Australian Keith Scott is, of course, the author of The Moose That Roared, the definitive history of the Jay Ward studio—and he’s a popular cartoon voice actor (Bullwinkle, George of the Jungle, etc.). Stu’s Show is only available via streaming audio during broadcast (and several subsequent reruns); it’s not archived for downloading later. So if you want to hear the two hour show live, you’ll have to tune in on Wednesday at 4pm Pacific Time (7pm Eastern). So mark you calendar now (but in case you forget, I’ll remind you again on Wednesday).

Jim Thurman (1935-2007)


We must sadly note the passing of Jim Thurman, an Emmy-award winning children’s television writer, who died April 14 at age 72.
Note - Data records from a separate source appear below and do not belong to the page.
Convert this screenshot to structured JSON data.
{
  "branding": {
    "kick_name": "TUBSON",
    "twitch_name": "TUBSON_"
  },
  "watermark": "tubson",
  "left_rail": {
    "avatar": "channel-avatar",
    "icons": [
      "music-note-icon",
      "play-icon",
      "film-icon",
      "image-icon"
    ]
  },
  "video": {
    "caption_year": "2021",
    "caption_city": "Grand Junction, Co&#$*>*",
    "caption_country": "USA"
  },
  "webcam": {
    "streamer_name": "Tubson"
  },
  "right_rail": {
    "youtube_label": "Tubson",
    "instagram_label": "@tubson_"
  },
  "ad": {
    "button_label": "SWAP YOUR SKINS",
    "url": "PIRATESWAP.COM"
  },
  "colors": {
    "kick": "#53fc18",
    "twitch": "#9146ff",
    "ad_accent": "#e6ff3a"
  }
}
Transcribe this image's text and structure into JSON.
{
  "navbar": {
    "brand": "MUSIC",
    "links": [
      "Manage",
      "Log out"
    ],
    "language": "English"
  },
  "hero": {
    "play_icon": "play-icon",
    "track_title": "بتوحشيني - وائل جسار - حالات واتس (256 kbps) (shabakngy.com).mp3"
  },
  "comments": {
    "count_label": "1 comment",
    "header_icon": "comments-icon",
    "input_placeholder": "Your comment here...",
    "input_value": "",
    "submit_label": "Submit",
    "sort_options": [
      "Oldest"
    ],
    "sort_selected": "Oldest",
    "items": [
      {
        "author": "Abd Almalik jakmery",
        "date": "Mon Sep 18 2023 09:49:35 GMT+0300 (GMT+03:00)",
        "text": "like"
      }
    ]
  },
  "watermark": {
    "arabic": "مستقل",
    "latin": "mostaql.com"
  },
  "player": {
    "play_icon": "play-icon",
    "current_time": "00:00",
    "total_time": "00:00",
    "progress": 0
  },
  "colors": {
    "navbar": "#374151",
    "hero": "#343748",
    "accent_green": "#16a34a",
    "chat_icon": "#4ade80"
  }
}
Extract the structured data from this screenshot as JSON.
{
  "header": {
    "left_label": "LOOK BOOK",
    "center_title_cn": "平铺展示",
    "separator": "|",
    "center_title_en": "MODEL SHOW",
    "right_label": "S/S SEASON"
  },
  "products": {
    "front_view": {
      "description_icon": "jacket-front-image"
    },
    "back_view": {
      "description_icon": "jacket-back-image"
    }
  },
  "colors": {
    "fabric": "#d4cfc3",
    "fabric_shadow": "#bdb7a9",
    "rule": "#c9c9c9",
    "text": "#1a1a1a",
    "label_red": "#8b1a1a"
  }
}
I had the pleasure to meet Jim several times in New York about 12 years ago. He was a great big funny guy with a deep “radio announcer” voice. He was working for Children’s Television Workshop at the time, but I was more interested in asking him about his work as co-writer of every episode of Roger Ramjet. With Gene Moss he also wrote and provided voices for Ramjet and Shrimpenstein, a fondly remembered local children’s show in Los Angeles during the late 1960s.
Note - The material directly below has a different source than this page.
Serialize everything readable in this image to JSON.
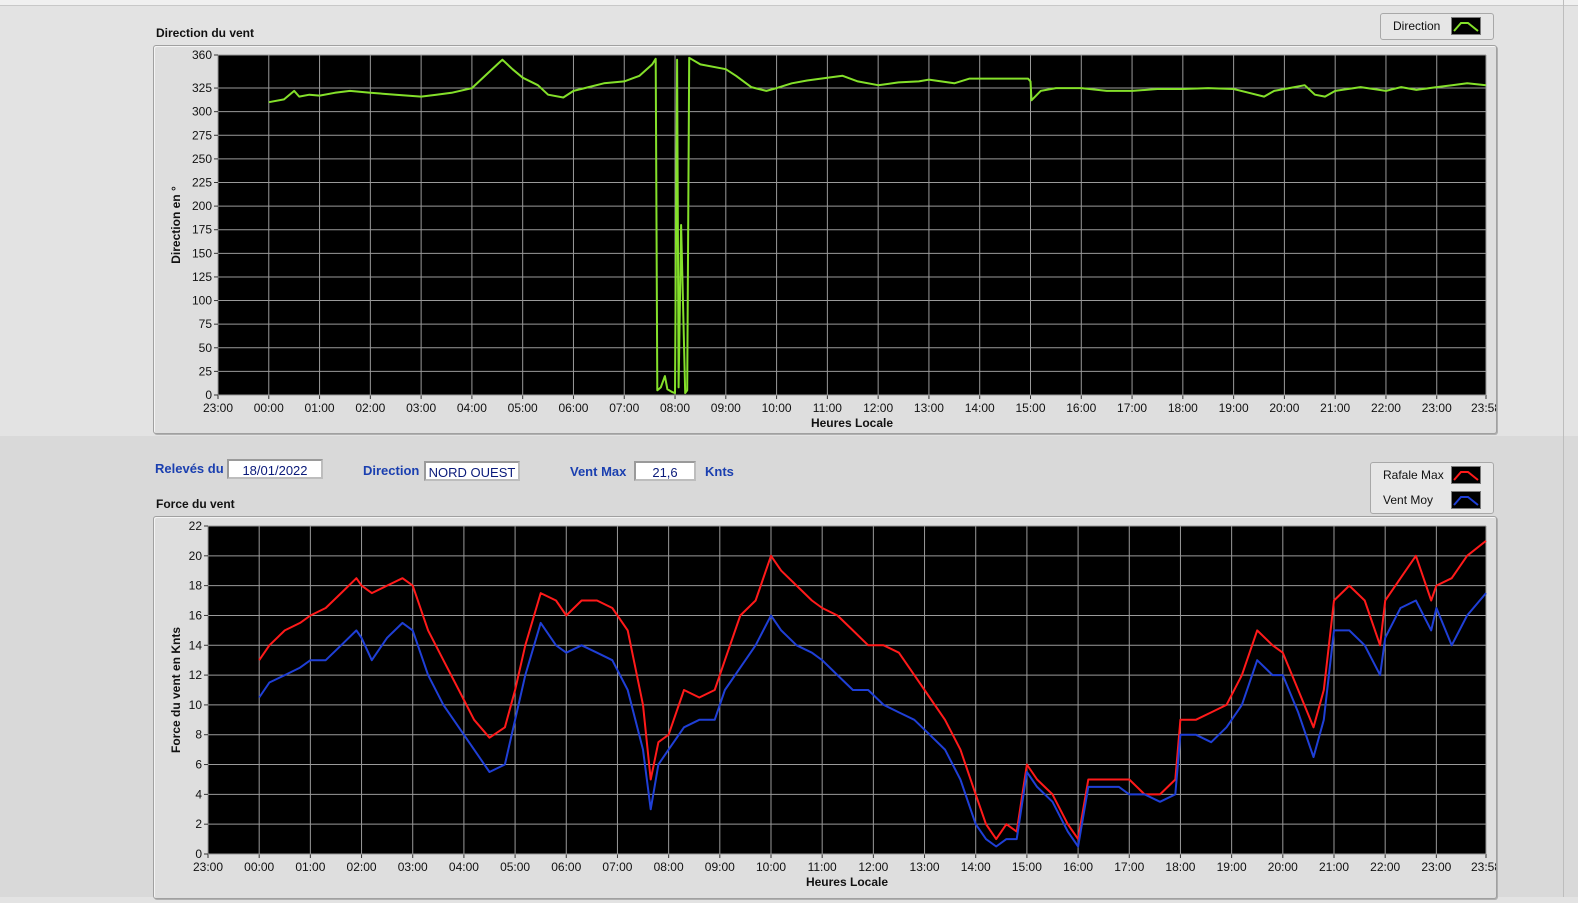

Thurman and Moss originally teamed to form a boutique ad agency, Creative Advertising Stuff and they eventually wrote material for Bob Hope, Dean Martin, Carol Burnett, Bill Cosby and Bob Newhart. After Ramjet, Thurman wrote for Sesame Street, The Electric Company, and 321 Contact. He also performed voices such as Sesame Street‘s “Teeny Little Super Guy.”

Lots of Lou

Lou Romano painting

Lou Romano (The Incredibles, Powerpuff Girls) recently had his own personal drawing jam where he made dozens of sketches and then painted them digitally. He writes on his blog, “These drawings were done one right after another without any plan in mind. Then they were scanned and painted digitally in the order in which they were drawn. The goal for me was to get ideas out of my head, on to paper and into color as fluidly and as quickly as possible.”

The results are all posted here.

Will Friedwald


Jerry Beck, Alan Greenfield, Will Friedwald, Mark Mayerson
probably inspecting the soundtrack of Bosko’s Picture Show
(circa 1978)

While I’ve dedicated my life to continued research and writing about animated cartoons, my erstwhile colleague Will Friedwald (co-author of Looney Tunes and Merrie Melodies and Warner Bros. Animation Art) has made quite a name for himself as a noted jazz historian, critic and producer. Author of several outstanding books on the likes of Frank Sinatra and Tony Bennett, Will made news this week by proclaiming he has the world’s largest iTunes collection.

I have no idea if his claim is true, but back in the day no one was as fiercely determined to collect information and data on classic cartoons as Will (Note the images of Baby Huey and The Ghostly Trio on his t-shirt). Animation’s loss is jazz music’s gain. Check out his regular writings in The New York Sun.